Records from a data collection
______________________________

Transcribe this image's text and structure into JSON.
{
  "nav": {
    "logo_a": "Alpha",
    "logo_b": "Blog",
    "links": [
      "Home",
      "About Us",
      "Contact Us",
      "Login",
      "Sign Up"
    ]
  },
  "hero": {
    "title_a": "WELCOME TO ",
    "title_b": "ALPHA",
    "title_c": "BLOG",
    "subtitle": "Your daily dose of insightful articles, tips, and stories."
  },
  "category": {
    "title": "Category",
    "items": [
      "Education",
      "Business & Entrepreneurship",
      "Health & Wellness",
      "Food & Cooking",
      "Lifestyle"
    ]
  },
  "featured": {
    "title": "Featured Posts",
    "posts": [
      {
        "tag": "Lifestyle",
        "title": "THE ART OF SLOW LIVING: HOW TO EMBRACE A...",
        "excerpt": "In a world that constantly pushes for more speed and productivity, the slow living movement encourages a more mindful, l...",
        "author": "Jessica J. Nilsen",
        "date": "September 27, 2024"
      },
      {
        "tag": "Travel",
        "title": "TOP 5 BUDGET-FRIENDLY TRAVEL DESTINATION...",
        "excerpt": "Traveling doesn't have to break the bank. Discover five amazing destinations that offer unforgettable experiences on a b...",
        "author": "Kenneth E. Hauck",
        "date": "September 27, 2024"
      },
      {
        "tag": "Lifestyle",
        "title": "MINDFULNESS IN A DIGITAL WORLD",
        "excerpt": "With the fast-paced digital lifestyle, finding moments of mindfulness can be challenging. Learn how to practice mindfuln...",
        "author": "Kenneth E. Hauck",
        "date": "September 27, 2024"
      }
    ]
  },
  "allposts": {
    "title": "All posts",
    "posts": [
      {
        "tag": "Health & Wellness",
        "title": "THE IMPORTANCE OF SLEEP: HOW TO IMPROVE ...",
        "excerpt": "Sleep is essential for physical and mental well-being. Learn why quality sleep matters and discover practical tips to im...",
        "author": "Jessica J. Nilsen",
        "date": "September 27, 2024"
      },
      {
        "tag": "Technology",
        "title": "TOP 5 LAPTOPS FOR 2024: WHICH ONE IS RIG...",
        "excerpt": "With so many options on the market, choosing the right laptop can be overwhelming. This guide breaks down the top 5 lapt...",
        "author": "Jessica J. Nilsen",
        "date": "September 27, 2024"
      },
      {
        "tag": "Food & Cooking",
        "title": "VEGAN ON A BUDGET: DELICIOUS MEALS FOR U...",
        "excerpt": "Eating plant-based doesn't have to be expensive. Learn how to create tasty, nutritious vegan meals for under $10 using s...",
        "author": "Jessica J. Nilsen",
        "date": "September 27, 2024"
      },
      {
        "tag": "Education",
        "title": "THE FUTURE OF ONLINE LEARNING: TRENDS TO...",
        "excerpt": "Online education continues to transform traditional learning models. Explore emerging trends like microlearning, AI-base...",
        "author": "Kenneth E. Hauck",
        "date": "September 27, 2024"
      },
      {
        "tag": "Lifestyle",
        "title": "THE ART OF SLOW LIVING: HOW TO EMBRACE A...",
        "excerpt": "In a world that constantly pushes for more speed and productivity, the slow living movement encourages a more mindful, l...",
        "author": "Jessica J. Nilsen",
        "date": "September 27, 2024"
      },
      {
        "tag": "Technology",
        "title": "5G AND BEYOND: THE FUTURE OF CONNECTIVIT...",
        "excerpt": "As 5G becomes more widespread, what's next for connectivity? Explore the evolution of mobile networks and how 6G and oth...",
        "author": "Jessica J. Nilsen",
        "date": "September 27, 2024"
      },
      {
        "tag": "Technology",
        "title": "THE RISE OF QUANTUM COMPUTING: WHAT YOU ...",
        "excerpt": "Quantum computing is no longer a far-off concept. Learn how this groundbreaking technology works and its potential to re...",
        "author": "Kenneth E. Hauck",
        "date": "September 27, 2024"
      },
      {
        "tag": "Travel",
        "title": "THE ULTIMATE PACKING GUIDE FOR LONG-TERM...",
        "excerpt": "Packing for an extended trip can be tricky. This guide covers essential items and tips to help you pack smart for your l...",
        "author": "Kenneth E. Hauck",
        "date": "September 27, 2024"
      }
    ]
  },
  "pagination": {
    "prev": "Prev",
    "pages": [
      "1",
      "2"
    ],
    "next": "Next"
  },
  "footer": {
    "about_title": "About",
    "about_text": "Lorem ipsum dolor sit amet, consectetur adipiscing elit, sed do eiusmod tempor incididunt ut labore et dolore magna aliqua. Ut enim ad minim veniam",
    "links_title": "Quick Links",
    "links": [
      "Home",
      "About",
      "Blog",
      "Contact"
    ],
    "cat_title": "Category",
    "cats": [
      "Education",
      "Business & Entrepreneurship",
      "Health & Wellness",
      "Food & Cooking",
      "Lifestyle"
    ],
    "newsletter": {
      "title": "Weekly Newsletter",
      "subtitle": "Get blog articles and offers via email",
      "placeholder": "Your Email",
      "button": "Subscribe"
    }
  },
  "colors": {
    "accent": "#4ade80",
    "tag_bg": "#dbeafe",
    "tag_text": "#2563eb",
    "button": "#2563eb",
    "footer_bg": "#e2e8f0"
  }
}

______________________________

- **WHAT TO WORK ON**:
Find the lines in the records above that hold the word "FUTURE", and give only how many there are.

- **EXERCISE SOLUTION**:
2